  4. Even though lanyard are typically long enough to be put on without the need for a clasp in the back, you should think about having a magnetic clasp, especially if you work with the public or are near machinery where your lanyard could get caught. You don’t want your lanyard turning into something that could choke you. Having a magnetic clasp in the back will allow your lanyard to come off quickly, without breaking and without strangling you.

  5. I have been making these for a while now for the ladies where I work, and they have become quite popular. I am even going to have a table at an art/craft fair this season for them.

    I also use multiple crimps for addition strength but I really like the idea of the magnetic clasp as well.

  6. I made a lanyard for a friend using a spiral weave and decorative beads for interest. It turned out really great and she wears it a lot. I used a metal clip for attaching the badge and it works well. If it gets tugged on it can easily pull away from the lanyard. She has used it 2-3 years now and it is still going strong.

  7. I agree that the idea of the magnetic clasp is very interesting. My only advice would be to ensure that the magnetic clasp is strong enough to withstand the tugging motion. I unfortunately learned the hard way – I lost a bracelet that I had put a magnetic clasp on the very first time I wore it.

  8. I have been making lanyards for nurses, teachers, and office workers for several years now and have had only one break. I make the lanyards 36 to 40 inches long on heavy duty wire with a toggle clasp so they can be worn as double necklaces and the badge has a good place to attach. I have a steady stream of requests for seasonal and special occassion lanyards from my ladies. I make a special effort to keep the costs as low as possible for these hard workers so that everyone of them can have lanyards and jewelry on their inadequate salaries. I have even sold a few to the gentlemen.

  9. I have been making lanyards for myself and other teachers for a few years now. Most recently I have been using kumihimo braids to make them. I like the weight and feel on them and you can get wonderful color blending within the cord.

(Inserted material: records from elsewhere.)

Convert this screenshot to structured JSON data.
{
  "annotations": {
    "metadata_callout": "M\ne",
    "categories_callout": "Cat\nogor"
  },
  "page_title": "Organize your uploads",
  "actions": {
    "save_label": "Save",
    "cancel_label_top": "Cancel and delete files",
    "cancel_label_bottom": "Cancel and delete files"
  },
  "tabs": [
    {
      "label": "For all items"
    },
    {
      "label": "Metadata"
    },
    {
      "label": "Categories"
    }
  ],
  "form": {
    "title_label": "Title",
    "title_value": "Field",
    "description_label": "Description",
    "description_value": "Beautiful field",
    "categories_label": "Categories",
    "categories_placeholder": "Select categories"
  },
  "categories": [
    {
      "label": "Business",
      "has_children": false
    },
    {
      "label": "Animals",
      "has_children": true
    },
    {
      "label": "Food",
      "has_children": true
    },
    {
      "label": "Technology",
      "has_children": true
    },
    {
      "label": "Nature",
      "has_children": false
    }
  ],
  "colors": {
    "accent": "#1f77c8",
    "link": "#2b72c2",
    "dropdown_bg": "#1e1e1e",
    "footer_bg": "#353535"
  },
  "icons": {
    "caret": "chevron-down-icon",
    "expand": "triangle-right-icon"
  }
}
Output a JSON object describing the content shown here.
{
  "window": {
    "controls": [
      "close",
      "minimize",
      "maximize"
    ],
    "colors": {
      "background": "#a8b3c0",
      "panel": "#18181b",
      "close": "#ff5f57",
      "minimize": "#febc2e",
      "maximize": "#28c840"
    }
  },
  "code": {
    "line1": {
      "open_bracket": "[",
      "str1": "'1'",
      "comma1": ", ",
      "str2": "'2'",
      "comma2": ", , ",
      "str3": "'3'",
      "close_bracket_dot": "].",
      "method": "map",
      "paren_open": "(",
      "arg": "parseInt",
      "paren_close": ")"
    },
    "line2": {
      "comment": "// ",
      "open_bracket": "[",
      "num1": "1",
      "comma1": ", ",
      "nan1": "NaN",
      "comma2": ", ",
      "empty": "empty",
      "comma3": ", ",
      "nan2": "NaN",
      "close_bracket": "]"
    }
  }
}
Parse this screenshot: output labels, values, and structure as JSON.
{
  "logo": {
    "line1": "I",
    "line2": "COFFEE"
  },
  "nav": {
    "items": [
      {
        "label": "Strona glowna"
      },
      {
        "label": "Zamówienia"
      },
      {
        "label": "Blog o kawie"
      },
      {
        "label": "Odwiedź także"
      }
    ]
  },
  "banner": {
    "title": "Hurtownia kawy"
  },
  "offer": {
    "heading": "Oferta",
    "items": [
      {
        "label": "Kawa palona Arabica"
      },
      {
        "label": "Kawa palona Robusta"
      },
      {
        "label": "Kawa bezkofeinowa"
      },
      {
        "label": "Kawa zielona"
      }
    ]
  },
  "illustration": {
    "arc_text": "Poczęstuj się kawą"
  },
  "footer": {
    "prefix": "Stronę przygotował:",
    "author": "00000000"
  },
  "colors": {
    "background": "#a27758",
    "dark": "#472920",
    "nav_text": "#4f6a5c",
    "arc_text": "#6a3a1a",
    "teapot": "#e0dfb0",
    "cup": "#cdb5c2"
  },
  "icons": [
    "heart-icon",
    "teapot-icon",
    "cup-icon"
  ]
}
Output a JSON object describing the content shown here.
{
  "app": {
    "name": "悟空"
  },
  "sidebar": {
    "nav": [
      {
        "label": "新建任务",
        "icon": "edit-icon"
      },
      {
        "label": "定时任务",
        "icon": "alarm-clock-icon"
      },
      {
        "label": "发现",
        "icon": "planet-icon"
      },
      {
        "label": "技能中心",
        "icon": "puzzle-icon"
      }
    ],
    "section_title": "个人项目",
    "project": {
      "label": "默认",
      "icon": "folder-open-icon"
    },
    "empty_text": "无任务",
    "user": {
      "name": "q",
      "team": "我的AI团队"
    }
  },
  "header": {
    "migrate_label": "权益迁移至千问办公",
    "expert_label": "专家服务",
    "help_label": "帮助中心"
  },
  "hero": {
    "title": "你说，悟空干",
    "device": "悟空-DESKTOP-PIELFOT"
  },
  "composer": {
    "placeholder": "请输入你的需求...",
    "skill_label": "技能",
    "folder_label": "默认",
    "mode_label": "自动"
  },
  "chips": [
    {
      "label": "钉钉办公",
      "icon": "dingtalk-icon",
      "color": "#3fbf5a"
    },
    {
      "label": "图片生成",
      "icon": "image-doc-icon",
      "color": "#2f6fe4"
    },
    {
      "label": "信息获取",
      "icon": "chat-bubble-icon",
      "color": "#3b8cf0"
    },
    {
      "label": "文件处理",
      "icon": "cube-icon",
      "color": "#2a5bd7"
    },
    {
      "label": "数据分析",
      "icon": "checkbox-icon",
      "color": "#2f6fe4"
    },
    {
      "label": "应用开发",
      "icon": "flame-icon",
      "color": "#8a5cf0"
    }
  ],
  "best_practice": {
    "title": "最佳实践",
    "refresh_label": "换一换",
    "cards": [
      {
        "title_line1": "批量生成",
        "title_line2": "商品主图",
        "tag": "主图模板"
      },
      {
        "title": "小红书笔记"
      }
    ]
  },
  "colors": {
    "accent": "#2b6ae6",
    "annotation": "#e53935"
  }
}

I use a button closure – works well.

  10. I hvae been making beaded lanyards for a few months, and they are very popular at work. Mine have no fasteners, just slip over the head, and have a very large split ring at the bottom to attach the badge holder to. I use a focal piece, and put the decorative beads on either side, then seed beads to go around the neck. I started out with 0.3 wire, and now work with 0.45 wire. My lanyards usually do not break unless someone puts something relatively heavy on them (several keys, maybe, in addition to the badge). I’ve thought about using monofilament to avoid breakage, but have never used that before and know nothing about it. But I get tired of restringing lanyards that folks tried to put heavy things on and had them break. Any suggestions would be great!